Call Number: NA2790 .N49 2018
Publication Date: 2018-10-08
New modes of practice are now emerging in architecture. Rural Studio, Exyzt, Muf, Assemble and many more have led the way by challenging conventional ideas of 'The Architect' and reclaiming the notion of architecture as something public that should work ultimately towards the collective good. This quiet revolution is born out of a crisis in the profession and a wider vacuum in the political, environmental and economic situation. On the one hand, architecture as a profession has seen its influence diminish rapidly over the last 50 years through privatisation and the dominance of finance, while on the other hand it has also lacked collective courage and readiness to evolve. Without necessarily being aware of each other, studios around the world are now redefining the profession of architecture as something more proactive, self-aware and political. They are broadening their skill sets and becoming deeply involved in their projects, initiating them themselves, financing them and running them. Though much of this work is dealing with local issues at a relatively small scale, it is inherently ambitious with global application. Contributors include: Shumi Bose, Indy Johar, Alison Killing, Douglas Murphy, and Finn Williams Featured architects: Aterlier d'Architecture Autogérée (AAA), adamo-faiden; Baupiloten, Grupo Toma, Hector, Inteligencias Colectivas, raumlaborberlin, studioBASAR, Studio GutGut, Taller Ken, and We Made That.
Urban Futures (Architectural design ; v. 90, no. 3. 2020) by
Call Number: NA687 .U72 2020
Publication Date: 2020-09-01

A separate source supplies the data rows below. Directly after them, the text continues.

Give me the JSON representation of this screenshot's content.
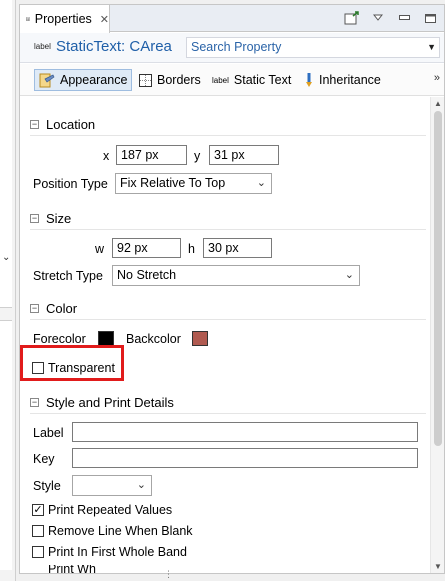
{
  "view": {
    "tab_label": "Properties",
    "tools": [
      "pin-icon",
      "view-menu-icon",
      "minimize-icon",
      "maximize-icon"
    ]
  },
  "element": {
    "type_badge": "label",
    "title": "StaticText: CArea",
    "search_placeholder": "Search Property"
  },
  "subtabs": [
    {
      "label": "Appearance",
      "icon": "appearance-icon",
      "active": true
    },
    {
      "label": "Borders",
      "icon": "borders-icon",
      "active": false
    },
    {
      "label": "Static Text",
      "icon": "static-text-icon",
      "badge": "label",
      "active": false
    },
    {
      "label": "Inheritance",
      "icon": "inheritance-icon",
      "active": false
    }
  ],
  "more_glyph": "»",
  "location": {
    "title": "Location",
    "x_label": "x",
    "x_value": "187 px",
    "y_label": "y",
    "y_value": "31 px",
    "position_type_label": "Position Type",
    "position_type_value": "Fix Relative To Top"
  },
  "size": {
    "title": "Size",
    "w_label": "w",
    "w_value": "92 px",
    "h_label": "h",
    "h_value": "30 px",
    "stretch_type_label": "Stretch Type",
    "stretch_type_value": "No Stretch"
  },
  "color": {
    "title": "Color",
    "forecolor_label": "Forecolor",
    "forecolor": "#000000",
    "backcolor_label": "Backcolor",
    "backcolor": "#b05a50",
    "transparent_label": "Transparent",
    "transparent_checked": false
  },
  "style_print": {
    "title": "Style and Print Details",
    "label_label": "Label",
    "label_value": "",
    "key_label": "Key",
    "key_value": "",
    "style_label": "Style",
    "style_value": "",
    "print_repeated_values_label": "Print Repeated Values",
    "print_repeated_values_checked": true,
    "remove_line_when_blank_label": "Remove Line When Blank",
    "remove_line_when_blank_checked": false,
    "print_in_first_whole_band_label": "Print In First Whole Band",
    "print_in_first_whole_band_checked": false,
    "print_when_partial": "Print Wh"
  },
  "colors": {
    "accent": "#1f5fa8",
    "highlight": "#e11b1b"
  }
}
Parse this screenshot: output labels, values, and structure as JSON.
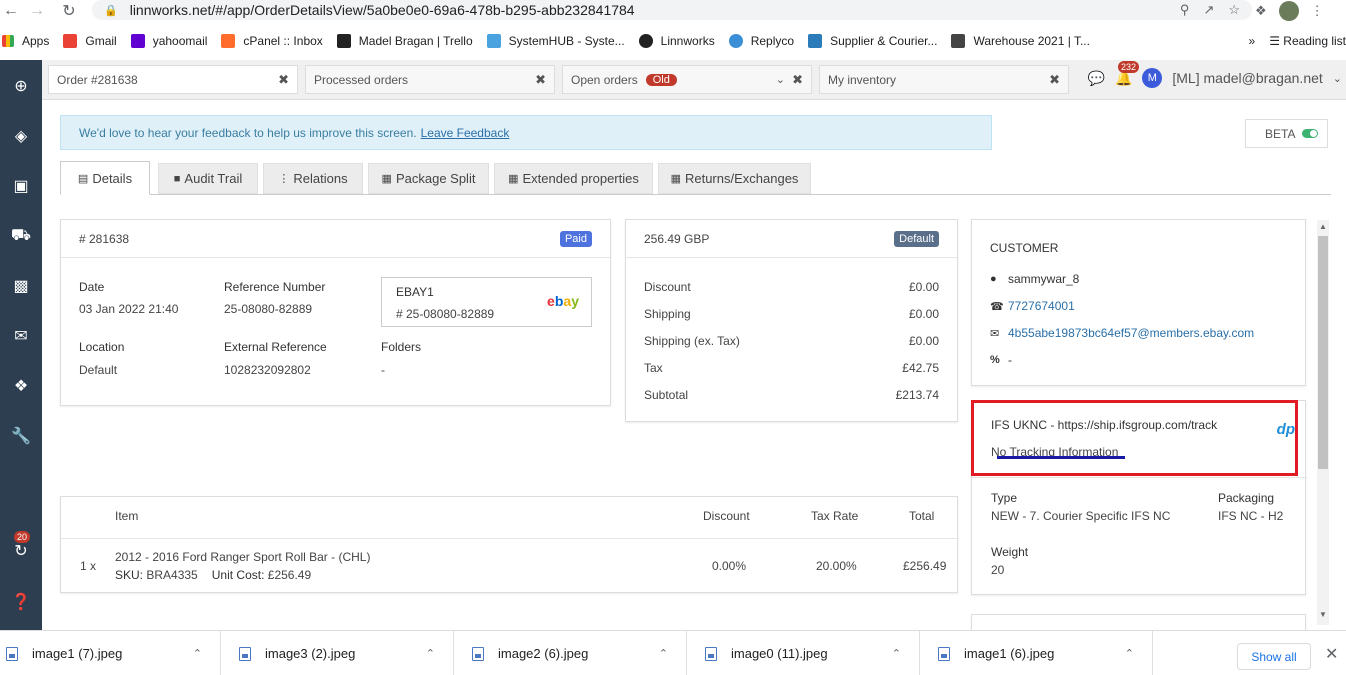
{
  "browser": {
    "url": "linnworks.net/#/app/OrderDetailsView/5a0be0e0-69a6-478b-b295-abb232841784",
    "bookmarks": [
      "Apps",
      "Gmail",
      "yahoomail",
      "cPanel :: Inbox",
      "Madel Bragan | Trello",
      "SystemHUB - Syste...",
      "Linnworks",
      "Replyco",
      "Supplier & Courier...",
      "Warehouse 2021 | T..."
    ],
    "more": "»",
    "reading_list": "Reading list"
  },
  "sidebar": {
    "badge": "20"
  },
  "app_tabs": [
    {
      "label": "Order #281638"
    },
    {
      "label": "Processed orders"
    },
    {
      "label": "Open orders",
      "badge": "Old"
    },
    {
      "label": "My inventory"
    }
  ],
  "topbar": {
    "notifications": "232",
    "user_initial": "M",
    "user": "[ML] madel@bragan.net"
  },
  "feedback": {
    "text": "We'd love to hear your feedback to help us improve this screen.",
    "link": "Leave Feedback"
  },
  "beta_label": "BETA",
  "sub_tabs": [
    "Details",
    "Audit Trail",
    "Relations",
    "Package Split",
    "Extended properties",
    "Returns/Exchanges"
  ],
  "order": {
    "number": "# 281638",
    "status": "Paid",
    "date_label": "Date",
    "date": "03 Jan 2022 21:40",
    "ref_label": "Reference Number",
    "ref": "25-08080-82889",
    "source": "EBAY1",
    "source_ref": "# 25-08080-82889",
    "source_logo": "ebay",
    "location_label": "Location",
    "location": "Default",
    "ext_ref_label": "External Reference",
    "ext_ref": "1028232092802",
    "folders_label": "Folders",
    "folders": "-"
  },
  "totals": {
    "total": "256.49 GBP",
    "badge": "Default",
    "rows": [
      {
        "label": "Discount",
        "value": "£0.00"
      },
      {
        "label": "Shipping",
        "value": "£0.00"
      },
      {
        "label": "Shipping (ex. Tax)",
        "value": "£0.00"
      },
      {
        "label": "Tax",
        "value": "£42.75"
      },
      {
        "label": "Subtotal",
        "value": "£213.74"
      }
    ]
  },
  "customer": {
    "title": "CUSTOMER",
    "username": "sammywar_8",
    "phone": "7727674001",
    "email": "4b55abe19873bc64ef57@members.ebay.com",
    "percent": "-"
  },
  "shipping": {
    "carrier": "IFS UKNC - https://ship.ifsgroup.com/track",
    "tracking": "No Tracking Information",
    "type_label": "Type",
    "type": "NEW - 7. Courier Specific IFS NC",
    "packaging_label": "Packaging",
    "packaging": "IFS NC - H2",
    "weight_label": "Weight",
    "weight": "20"
  },
  "items": {
    "headers": {
      "item": "Item",
      "discount": "Discount",
      "tax": "Tax Rate",
      "total": "Total"
    },
    "rows": [
      {
        "qty": "1 x",
        "title": "2012 - 2016 Ford Ranger Sport Roll Bar - (CHL)",
        "sku_label": "SKU:",
        "sku": "BRA4335",
        "cost_label": "Unit Cost:",
        "cost": "£256.49",
        "discount": "0.00%",
        "tax": "20.00%",
        "total": "£256.49"
      }
    ]
  },
  "downloads": [
    "image1 (7).jpeg",
    "image3 (2).jpeg",
    "image2 (6).jpeg",
    "image0 (11).jpeg",
    "image1 (6).jpeg"
  ],
  "show_all": "Show all"
}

Given the rapid evolution of concepts such as smart cities, who are the architects riding the wave of new possibilities for urban design? How do contemporary agencies find pathways to understand the challenges and opportunities presented by evolving urban technology, and how does architecture engage with the expanding pool of associated disciplines? How should schools of architecture and urban design engage with radical digitalised urbanism? This issue of AD claims that this is contested territory. The two-dimensionality of planners' urban construct is as limited as engineers' predilection to zero-in and solve problems. Urban Futures contends that society needs a much broader professional brush than has been applied in the past: interdisciplinary urban design professionals who can reach across the philosophy and mundanity of urban existence with a creative eye. The issue identifies a selection of internally resourceful visionaries who combine sociology, geography, logistics and systems theory with the practical realities and challenges of mobility, sustainable materials, food, water and energy supply, and waste disposal. Crucially, they seek to ensure better urban futures, and a civil and convivial urban experience for all city dwellers. Contributors: Refik Anadol, Philip Belesky, Shajay Bhooshan, Jane Burry and Marcus White, Thomas Daniell, Vicente Guallart, Shan He, Wanyu He, Dan Hill, Justyna Karakiewicz, Tom Kvan, Areti Markopoulou, Ed Parham, Carlo Ratti, Ferran Sagarra, and Bige Tunçer. Featured architects: Arup Digital Studio, Guallart Architects, Space10, Space Syntax, UNStudio, and XKool Technology.